SOURCE MATERIAL Block Start

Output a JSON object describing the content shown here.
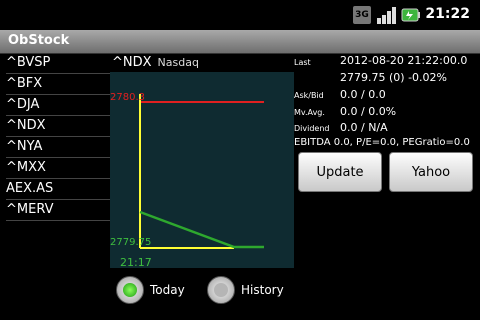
{
  "status_bar": {
    "network": "3G",
    "time": "21:22"
  },
  "app": {
    "title": "ObStock"
  },
  "symbols": [
    "^BVSP",
    "^BFX",
    "^DJA",
    "^NDX",
    "^NYA",
    "^MXX",
    "AEX.AS",
    "^MERV"
  ],
  "chart": {
    "symbol": "^NDX",
    "name": "Nasdaq",
    "ref_value": "2780.3",
    "last_value": "2779.75",
    "time": "21:17"
  },
  "quote": {
    "last_key": "Last",
    "last_date": "2012-08-20 21:22:00.0",
    "last_value": "2779.75 (0) -0.02%",
    "askbid_key": "Ask/Bid",
    "askbid_value": "0.0 / 0.0",
    "mvavg_key": "Mv.Avg.",
    "mvavg_value": "0.0 / 0.0%",
    "dividend_key": "Dividend",
    "dividend_value": "0.0 / N/A",
    "ebitda_line": "EBITDA 0.0, P/E=0.0, PEGratio=0.0"
  },
  "buttons": {
    "update": "Update",
    "yahoo": "Yahoo"
  },
  "radios": {
    "today": "Today",
    "history": "History",
    "selected": "Today"
  },
  "colors": {
    "ref_line": "#e02020",
    "axis": "#ffff33",
    "price_line": "#2ea82e",
    "chart_bg": "#0f2b31"
  },
  "icons": [
    "network-3g-icon",
    "signal-icon",
    "battery-icon"
  ]
}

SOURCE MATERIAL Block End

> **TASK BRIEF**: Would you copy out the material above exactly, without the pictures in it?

> **TASK OUTPUT**:
Output a JSON object describing the content shown here.
{
  "status_bar": {
    "network": "3G",
    "time": "21:22"
  },
  "app": {
    "title": "ObStock"
  },
  "symbols": [
    "^BVSP",
    "^BFX",
    "^DJA",
    "^NDX",
    "^NYA",
    "^MXX",
    "AEX.AS",
    "^MERV"
  ],
  "chart": {
    "symbol": "^NDX",
    "name": "Nasdaq",
    "ref_value": "2780.3",
    "last_value": "2779.75",
    "time": "21:17"
  },
  "quote": {
    "last_key": "Last",
    "last_date": "2012-08-20 21:22:00.0",
    "last_value": "2779.75 (0) -0.02%",
    "askbid_key": "Ask/Bid",
    "askbid_value": "0.0 / 0.0",
    "mvavg_key": "Mv.Avg.",
    "mvavg_value": "0.0 / 0.0%",
    "dividend_key": "Dividend",
    "dividend_value": "0.0 / N/A",
    "ebitda_line": "EBITDA 0.0, P/E=0.0, PEGratio=0.0"
  },
  "buttons": {
    "update": "Update",
    "yahoo": "Yahoo"
  },
  "radios": {
    "today": "Today",
    "history": "History",
    "selected": "Today"
  },
  "colors": {
    "ref_line": "#e02020",
    "axis": "#ffff33",
    "price_line": "#2ea82e",
    "chart_bg": "#0f2b31"
  },
  "icons": [
    "network-3g-icon",
    "signal-icon",
    "battery-icon"
  ]
}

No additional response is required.